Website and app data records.
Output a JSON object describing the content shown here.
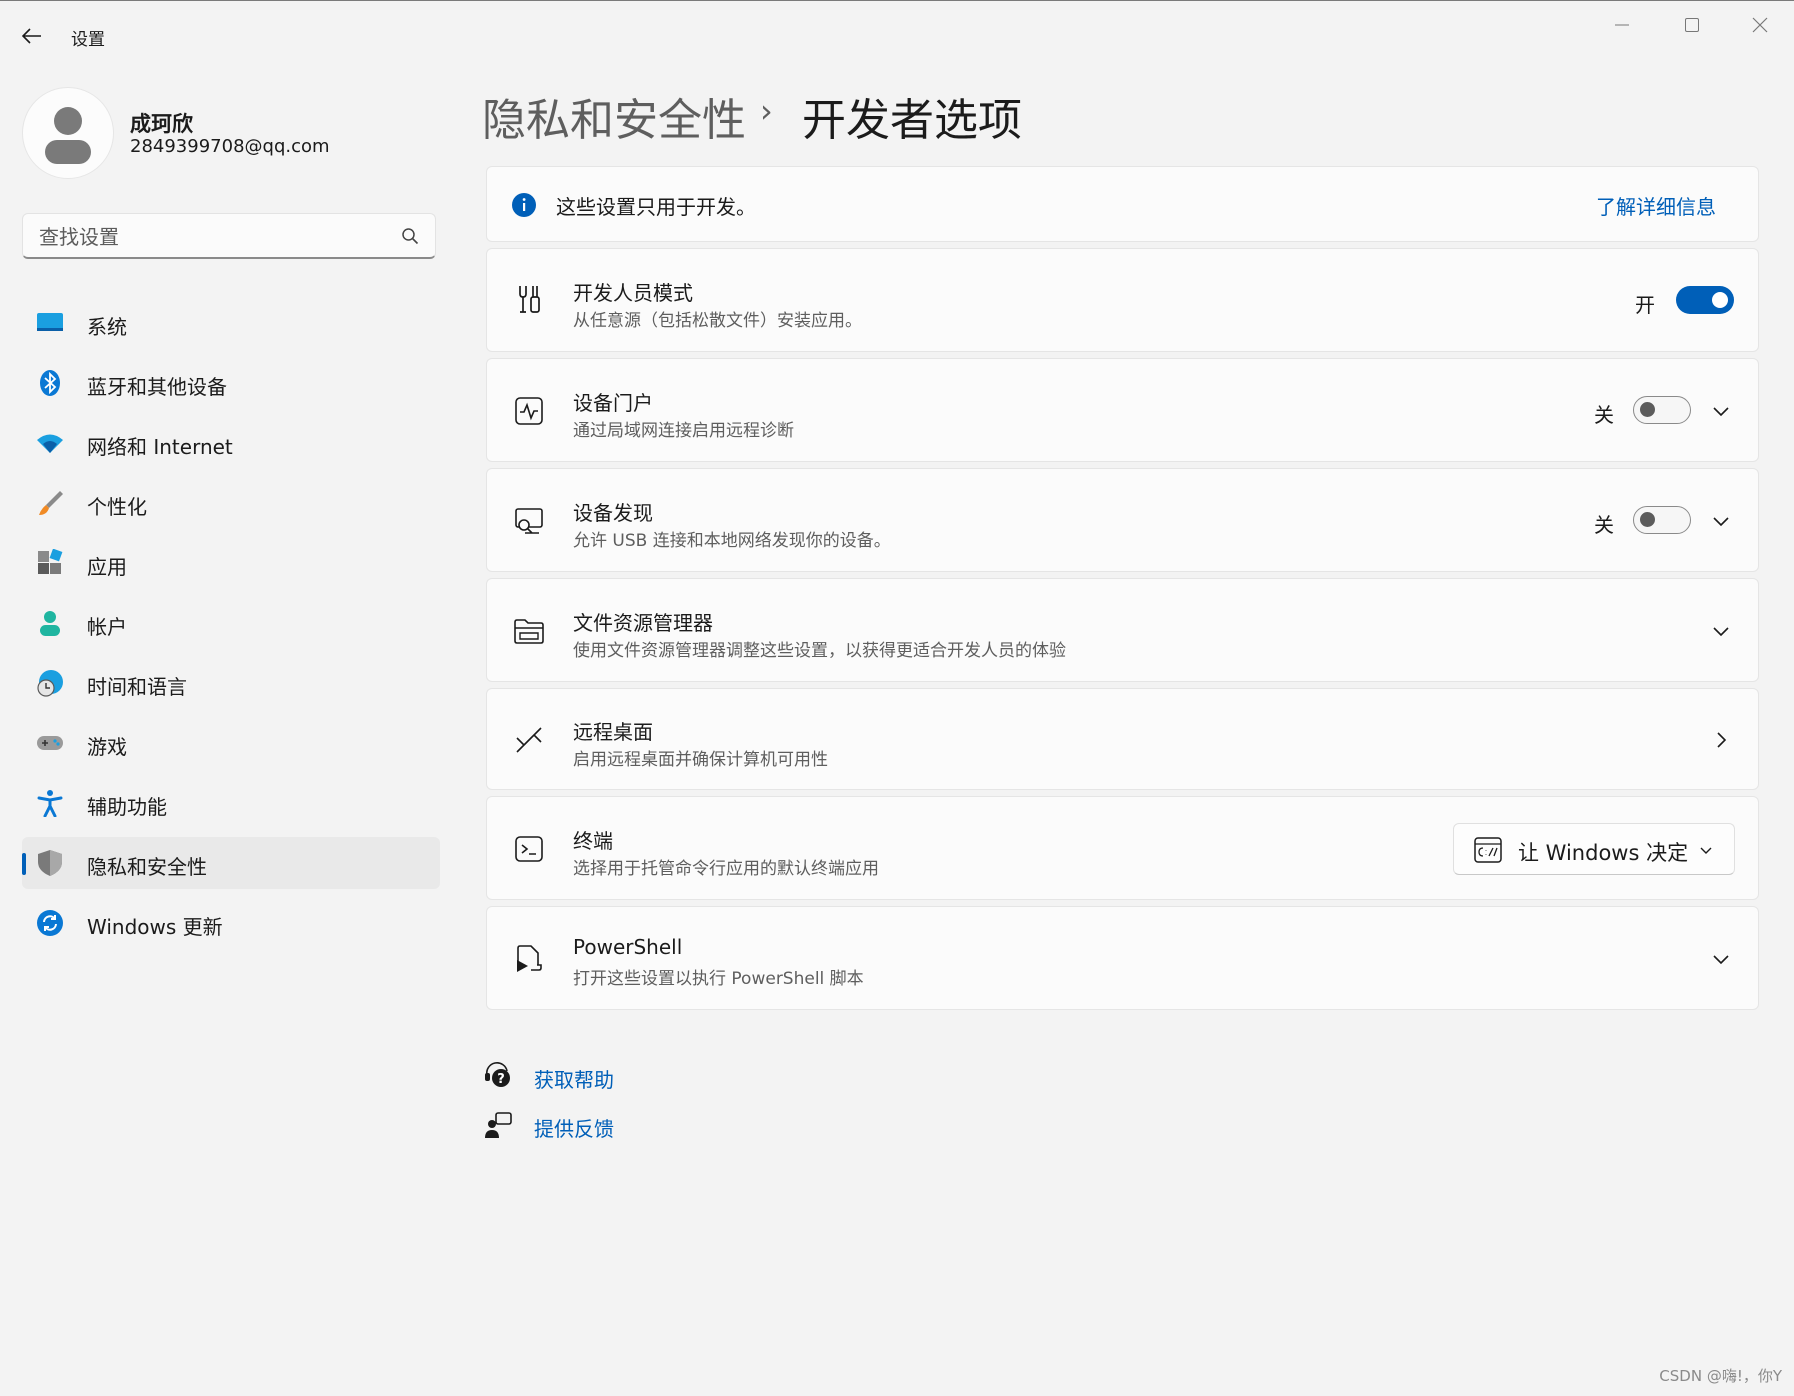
{
  "window": {
    "title": "设置",
    "back_icon": "arrow-left-icon",
    "controls": [
      "minimize-icon",
      "maximize-icon",
      "close-icon"
    ]
  },
  "user": {
    "name": "成珂欣",
    "email": "2849399708@qq.com"
  },
  "search": {
    "placeholder": "查找设置"
  },
  "nav": {
    "items": [
      {
        "label": "系统",
        "icon": "display-icon"
      },
      {
        "label": "蓝牙和其他设备",
        "icon": "bluetooth-icon"
      },
      {
        "label": "网络和 Internet",
        "icon": "wifi-icon"
      },
      {
        "label": "个性化",
        "icon": "paintbrush-icon"
      },
      {
        "label": "应用",
        "icon": "apps-icon"
      },
      {
        "label": "帐户",
        "icon": "person-icon"
      },
      {
        "label": "时间和语言",
        "icon": "globe-clock-icon"
      },
      {
        "label": "游戏",
        "icon": "gamepad-icon"
      },
      {
        "label": "辅助功能",
        "icon": "accessibility-icon"
      },
      {
        "label": "隐私和安全性",
        "icon": "shield-icon",
        "selected": true
      },
      {
        "label": "Windows 更新",
        "icon": "refresh-icon"
      }
    ]
  },
  "breadcrumb": {
    "parent": "隐私和安全性",
    "separator": "›",
    "current": "开发者选项"
  },
  "info": {
    "text": "这些设置只用于开发。",
    "link": "了解详细信息"
  },
  "cards": {
    "dev_mode": {
      "title": "开发人员模式",
      "subtitle": "从任意源（包括松散文件）安装应用。",
      "state": "开"
    },
    "device_portal": {
      "title": "设备门户",
      "subtitle": "通过局域网连接启用远程诊断",
      "state": "关"
    },
    "device_discovery": {
      "title": "设备发现",
      "subtitle": "允许 USB 连接和本地网络发现你的设备。",
      "state": "关"
    },
    "file_explorer": {
      "title": "文件资源管理器",
      "subtitle": "使用文件资源管理器调整这些设置，以获得更适合开发人员的体验"
    },
    "remote_desktop": {
      "title": "远程桌面",
      "subtitle": "启用远程桌面并确保计算机可用性"
    },
    "terminal": {
      "title": "终端",
      "subtitle": "选择用于托管命令行应用的默认终端应用",
      "dropdown_value": "让 Windows 决定"
    },
    "powershell": {
      "title": "PowerShell",
      "subtitle": "打开这些设置以执行 PowerShell 脚本"
    }
  },
  "footer": {
    "help": "获取帮助",
    "feedback": "提供反馈"
  },
  "watermark": "CSDN @嗨!，你Y",
  "colors": {
    "accent": "#005fb8",
    "background": "#f3f3f3",
    "card": "#fbfbfb"
  }
}
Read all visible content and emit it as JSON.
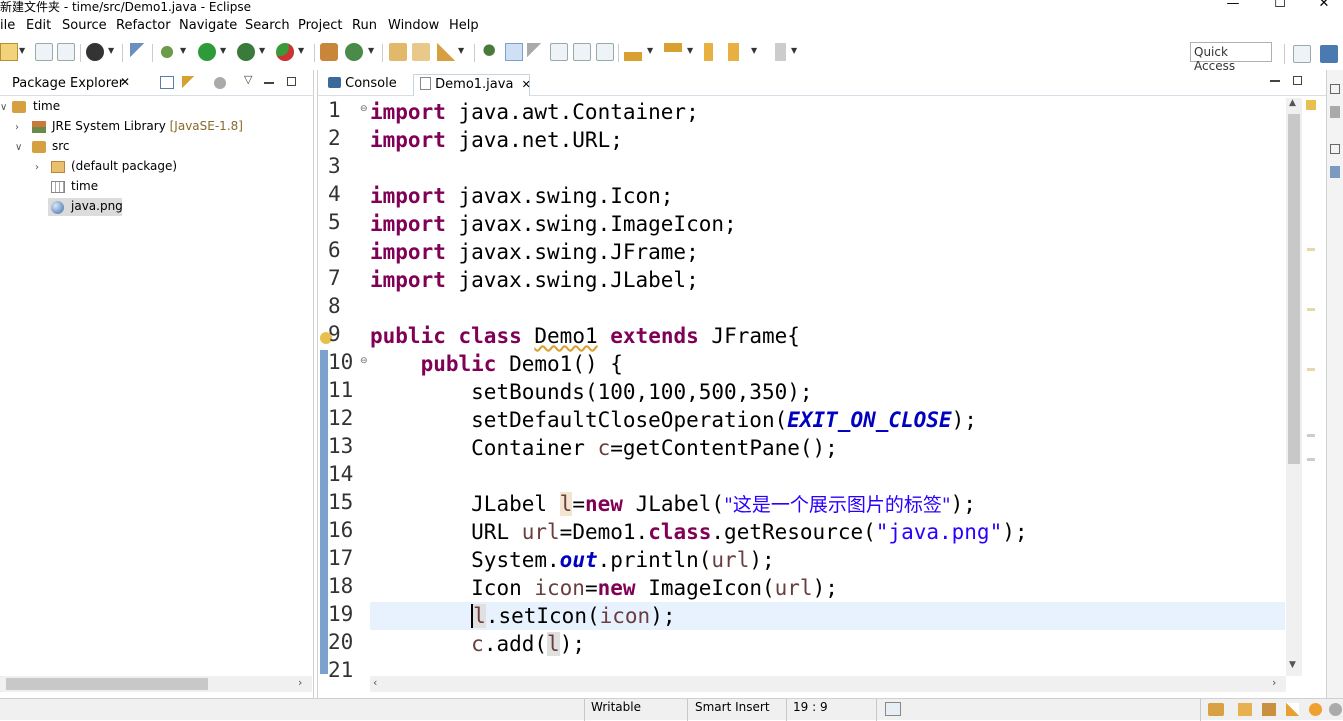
{
  "window": {
    "title": "新建文件夹 - time/src/Demo1.java - Eclipse",
    "minimize": "—",
    "maximize": "☐",
    "close": "✕"
  },
  "menu": [
    "ile",
    "Edit",
    "Source",
    "Refactor",
    "Navigate",
    "Search",
    "Project",
    "Run",
    "Window",
    "Help"
  ],
  "toolbar": {
    "quick_access_placeholder": "Quick Access"
  },
  "package_explorer": {
    "title": "Package Explorer",
    "close": "✕",
    "tree": {
      "project": "time",
      "jre_label": "JRE System Library",
      "jre_version": "[JavaSE-1.8]",
      "src": "src",
      "default_package": "(default package)",
      "time_package": "time",
      "file": "java.png"
    }
  },
  "editor": {
    "tabs": [
      {
        "label": "Console",
        "active": false
      },
      {
        "label": "Demo1.java",
        "active": true
      }
    ],
    "tab_close": "✕",
    "line_numbers": [
      "1",
      "2",
      "3",
      "4",
      "5",
      "6",
      "7",
      "8",
      "9",
      "10",
      "11",
      "12",
      "13",
      "14",
      "15",
      "16",
      "17",
      "18",
      "19",
      "20",
      "21"
    ],
    "code": {
      "l1_kw": "import",
      "l1_rest": " java.awt.Container;",
      "l2_kw": "import",
      "l2_rest": " java.net.URL;",
      "l4_kw": "import",
      "l4_rest": " javax.swing.Icon;",
      "l5_kw": "import",
      "l5_rest": " javax.swing.ImageIcon;",
      "l6_kw": "import",
      "l6_rest": " javax.swing.JFrame;",
      "l7_kw": "import",
      "l7_rest": " javax.swing.JLabel;",
      "l9_kw1": "public",
      "l9_kw2": "class",
      "l9_name": "Demo1",
      "l9_kw3": "extends",
      "l9_rest": " JFrame{",
      "l10_kw": "public",
      "l10_rest": " Demo1() {",
      "l11": "setBounds(100,100,500,350);",
      "l12_a": "setDefaultCloseOperation(",
      "l12_field": "EXIT_ON_CLOSE",
      "l12_b": ");",
      "l13_a": "Container ",
      "l13_var": "c",
      "l13_b": "=getContentPane();",
      "l15_a": "JLabel ",
      "l15_var": "l",
      "l15_b": "=",
      "l15_kw": "new",
      "l15_c": " JLabel(",
      "l15_str": "\"这是一个展示图片的标签\"",
      "l15_d": ");",
      "l16_a": "URL ",
      "l16_var": "url",
      "l16_b": "=Demo1.",
      "l16_kw": "class",
      "l16_c": ".getResource(",
      "l16_str": "\"java.png\"",
      "l16_d": ");",
      "l17_a": "System.",
      "l17_field": "out",
      "l17_b": ".println(",
      "l17_var": "url",
      "l17_c": ");",
      "l18_a": "Icon ",
      "l18_var": "icon",
      "l18_b": "=",
      "l18_kw": "new",
      "l18_c": " ImageIcon(",
      "l18_var2": "url",
      "l18_d": ");",
      "l19_var": "l",
      "l19_a": ".setIcon(",
      "l19_var2": "icon",
      "l19_b": ");",
      "l20_var": "c",
      "l20_a": ".add(",
      "l20_var2": "l",
      "l20_b": ");"
    }
  },
  "status": {
    "writable": "Writable",
    "insert_mode": "Smart Insert",
    "position": "19 : 9"
  },
  "colors": {
    "keyword": "#7f0055",
    "string": "#2a00ff",
    "field": "#0000c0",
    "local_var": "#6a3e3e",
    "current_line": "#e8f2fe"
  }
}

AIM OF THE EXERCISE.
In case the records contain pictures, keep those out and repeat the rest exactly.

ANSWER TO THE EXERCISE.
Output a JSON object describing the content shown here.
{
  "window": {
    "title": "设置",
    "back_icon": "arrow-left-icon",
    "controls": [
      "minimize-icon",
      "maximize-icon",
      "close-icon"
    ]
  },
  "user": {
    "name": "成珂欣",
    "email": "2849399708@qq.com"
  },
  "search": {
    "placeholder": "查找设置"
  },
  "nav": {
    "items": [
      {
        "label": "系统",
        "icon": "display-icon"
      },
      {
        "label": "蓝牙和其他设备",
        "icon": "bluetooth-icon"
      },
      {
        "label": "网络和 Internet",
        "icon": "wifi-icon"
      },
      {
        "label": "个性化",
        "icon": "paintbrush-icon"
      },
      {
        "label": "应用",
        "icon": "apps-icon"
      },
      {
        "label": "帐户",
        "icon": "person-icon"
      },
      {
        "label": "时间和语言",
        "icon": "globe-clock-icon"
      },
      {
        "label": "游戏",
        "icon": "gamepad-icon"
      },
      {
        "label": "辅助功能",
        "icon": "accessibility-icon"
      },
      {
        "label": "隐私和安全性",
        "icon": "shield-icon",
        "selected": true
      },
      {
        "label": "Windows 更新",
        "icon": "refresh-icon"
      }
    ]
  },
  "breadcrumb": {
    "parent": "隐私和安全性",
    "separator": "›",
    "current": "开发者选项"
  },
  "info": {
    "text": "这些设置只用于开发。",
    "link": "了解详细信息"
  },
  "cards": {
    "dev_mode": {
      "title": "开发人员模式",
      "subtitle": "从任意源（包括松散文件）安装应用。",
      "state": "开"
    },
    "device_portal": {
      "title": "设备门户",
      "subtitle": "通过局域网连接启用远程诊断",
      "state": "关"
    },
    "device_discovery": {
      "title": "设备发现",
      "subtitle": "允许 USB 连接和本地网络发现你的设备。",
      "state": "关"
    },
    "file_explorer": {
      "title": "文件资源管理器",
      "subtitle": "使用文件资源管理器调整这些设置，以获得更适合开发人员的体验"
    },
    "remote_desktop": {
      "title": "远程桌面",
      "subtitle": "启用远程桌面并确保计算机可用性"
    },
    "terminal": {
      "title": "终端",
      "subtitle": "选择用于托管命令行应用的默认终端应用",
      "dropdown_value": "让 Windows 决定"
    },
    "powershell": {
      "title": "PowerShell",
      "subtitle": "打开这些设置以执行 PowerShell 脚本"
    }
  },
  "footer": {
    "help": "获取帮助",
    "feedback": "提供反馈"
  },
  "watermark": "CSDN @嗨!，你Y",
  "colors": {
    "accent": "#005fb8",
    "background": "#f3f3f3",
    "card": "#fbfbfb"
  }
}
Read all visible content and emit it as JSON.
{
  "window": {
    "title": "新建文件夹 - time/src/Demo1.java - Eclipse",
    "minimize": "—",
    "maximize": "☐",
    "close": "✕"
  },
  "menu": [
    "ile",
    "Edit",
    "Source",
    "Refactor",
    "Navigate",
    "Search",
    "Project",
    "Run",
    "Window",
    "Help"
  ],
  "toolbar": {
    "quick_access_placeholder": "Quick Access"
  },
  "package_explorer": {
    "title": "Package Explorer",
    "close": "✕",
    "tree": {
      "project": "time",
      "jre_label": "JRE System Library",
      "jre_version": "[JavaSE-1.8]",
      "src": "src",
      "default_package": "(default package)",
      "time_package": "time",
      "file": "java.png"
    }
  },
  "editor": {
    "tabs": [
      {
        "label": "Console",
        "active": false
      },
      {
        "label": "Demo1.java",
        "active": true
      }
    ],
    "tab_close": "✕",
    "line_numbers": [
      "1",
      "2",
      "3",
      "4",
      "5",
      "6",
      "7",
      "8",
      "9",
      "10",
      "11",
      "12",
      "13",
      "14",
      "15",
      "16",
      "17",
      "18",
      "19",
      "20",
      "21"
    ],
    "code": {
      "l1_kw": "import",
      "l1_rest": " java.awt.Container;",
      "l2_kw": "import",
      "l2_rest": " java.net.URL;",
      "l4_kw": "import",
      "l4_rest": " javax.swing.Icon;",
      "l5_kw": "import",
      "l5_rest": " javax.swing.ImageIcon;",
      "l6_kw": "import",
      "l6_rest": " javax.swing.JFrame;",
      "l7_kw": "import",
      "l7_rest": " javax.swing.JLabel;",
      "l9_kw1": "public",
      "l9_kw2": "class",
      "l9_name": "Demo1",
      "l9_kw3": "extends",
      "l9_rest": " JFrame{",
      "l10_kw": "public",
      "l10_rest": " Demo1() {",
      "l11": "setBounds(100,100,500,350);",
      "l12_a": "setDefaultCloseOperation(",
      "l12_field": "EXIT_ON_CLOSE",
      "l12_b": ");",
      "l13_a": "Container ",
      "l13_var": "c",
      "l13_b": "=getContentPane();",
      "l15_a": "JLabel ",
      "l15_var": "l",
      "l15_b": "=",
      "l15_kw": "new",
      "l15_c": " JLabel(",
      "l15_str": "\"这是一个展示图片的标签\"",
      "l15_d": ");",
      "l16_a": "URL ",
      "l16_var": "url",
      "l16_b": "=Demo1.",
      "l16_kw": "class",
      "l16_c": ".getResource(",
      "l16_str": "\"java.png\"",
      "l16_d": ");",
      "l17_a": "System.",
      "l17_field": "out",
      "l17_b": ".println(",
      "l17_var": "url",
      "l17_c": ");",
      "l18_a": "Icon ",
      "l18_var": "icon",
      "l18_b": "=",
      "l18_kw": "new",
      "l18_c": " ImageIcon(",
      "l18_var2": "url",
      "l18_d": ");",
      "l19_var": "l",
      "l19_a": ".setIcon(",
      "l19_var2": "icon",
      "l19_b": ");",
      "l20_var": "c",
      "l20_a": ".add(",
      "l20_var2": "l",
      "l20_b": ");"
    }
  },
  "status": {
    "writable": "Writable",
    "insert_mode": "Smart Insert",
    "position": "19 : 9"
  },
  "colors": {
    "keyword": "#7f0055",
    "string": "#2a00ff",
    "field": "#0000c0",
    "local_var": "#6a3e3e",
    "current_line": "#e8f2fe"
  }
}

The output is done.